Human Rights as a Climate Change Issue
On the flip side of this coin, managers who are responsible for their company’s climate change impacts also need to consider human rights.
|More Reading on Climate Change and Human Rights
|• Climate Change and Human Rights: A Rough Guide (PDF) A report by the International Council on Human Rights Policy on the relationship between climate change and human rights, and the policy implications of that link.
• Climate Wrongs and Human Rights: Putting People at the Heart of Climate Change Policy (PDF) An Oxfam briefing paper that focuses on putting people at the center of climate change policy.
• Integrating Human Rights into Energy and Environmental Programming (PDF) A reference paper on integrating human rights into energy and environmental programming.
• Background Paper: Human Rights and Climate Change A background paper from the Australian Human Rights Commission.
• Climate Change, Human Rights, and Indigenous Peoples (PDF) A submission to the United Nations high commissioner on human rights by the International Indian Treaty Council.
• Forests, Climate Change, and Human Rights: Managing Risk and Trade-offs (PDF) A paper from the Center for International Forestry Research.
• Climate Change 2007 Synthesis Report A report by the Intergovernmental Panel on Climate Change.
• Climate Change and Human Health A World Health Organization report on some social impacts of climate change.
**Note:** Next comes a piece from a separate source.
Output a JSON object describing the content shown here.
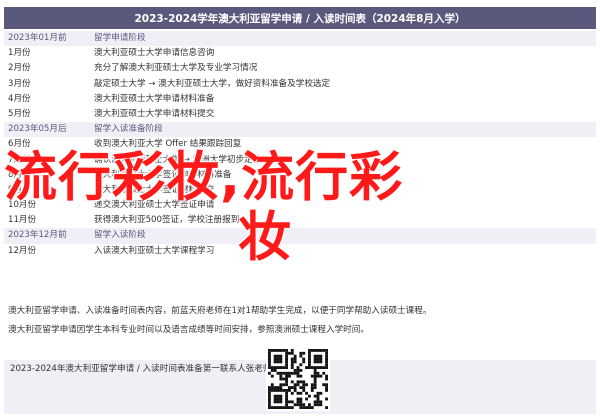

These individuals, often finance and energy managers, are generally charged with making direct investments that can impact the human rights of communities in areas where these investments take place, such as buying or selling of carbon market instruments, recommending sites for new facilities, procuring energy and water, carrying out remediation activities, and engaging suppliers.
For instance, if a project involves establishing a new plant that will stress the local community’s water resources, over time this may impact the community’s right to food, safe water, and health — especially if the community’s water resources are already suffering from climate change-related drought.
Finally, managers should beware of adaptation’s pitfalls — namely, growing instability in communities where people feel they are disenfranchised — while prioritizing the development of strong foundations for a world of climate instability.
To address these challenges, climate change managers can use quantitative analysis to represent the longer-term trends of climate change while doing qualitative research via community engagement to determine potential human rights issues.
The Nexus of Climate Change and Human Rights as a Strategy Issue
The climate change-human rights link presents enterprise-level risks and opportunities that require attention by those setting company strategy: senior executives and boards. Lengthening time horizons and broadening measuring tools for decision-making are key.
Senior-level executives have an opportunity to help their company address climate change and human rights by promoting quantitative data analysis with qualitative, holistic thinking. At the same time, they should promote aligned, consistent actions throughout the company, particularly among their marketing, public relations, and government affairs teams.
Companies that do this will be ahead of the game — and ultimately more efficient, with lower risk profiles as climate change unfolds and companies are held to higher account for human rights.
First published by BSR.